WHAT THE TASK ASKS:
Go over each line of the entries below, count those with "qrcode", and give only the count.

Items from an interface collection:
§
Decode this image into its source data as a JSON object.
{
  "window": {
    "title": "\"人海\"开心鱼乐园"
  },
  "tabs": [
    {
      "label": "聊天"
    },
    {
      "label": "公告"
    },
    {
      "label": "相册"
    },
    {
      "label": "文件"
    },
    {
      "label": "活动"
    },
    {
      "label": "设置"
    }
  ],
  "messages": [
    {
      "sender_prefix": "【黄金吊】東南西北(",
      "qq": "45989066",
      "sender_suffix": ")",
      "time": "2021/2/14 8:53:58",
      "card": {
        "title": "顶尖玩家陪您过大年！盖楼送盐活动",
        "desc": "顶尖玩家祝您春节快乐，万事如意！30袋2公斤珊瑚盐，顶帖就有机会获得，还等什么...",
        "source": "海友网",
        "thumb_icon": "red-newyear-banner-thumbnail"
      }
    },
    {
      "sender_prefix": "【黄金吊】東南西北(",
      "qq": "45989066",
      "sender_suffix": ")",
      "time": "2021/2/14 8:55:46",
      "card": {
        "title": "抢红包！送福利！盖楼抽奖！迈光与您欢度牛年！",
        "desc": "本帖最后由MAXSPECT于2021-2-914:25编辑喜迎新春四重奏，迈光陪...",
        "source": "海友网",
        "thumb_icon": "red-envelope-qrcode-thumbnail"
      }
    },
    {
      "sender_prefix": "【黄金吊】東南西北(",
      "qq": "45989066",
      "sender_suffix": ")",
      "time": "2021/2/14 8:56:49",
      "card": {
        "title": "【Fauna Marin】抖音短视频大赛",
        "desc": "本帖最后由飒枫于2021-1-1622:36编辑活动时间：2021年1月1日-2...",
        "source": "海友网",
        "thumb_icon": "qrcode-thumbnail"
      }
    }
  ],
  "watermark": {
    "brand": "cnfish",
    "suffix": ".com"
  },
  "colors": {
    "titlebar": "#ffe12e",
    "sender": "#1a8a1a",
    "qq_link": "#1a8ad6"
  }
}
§
WRITTEN RESPONSE:
2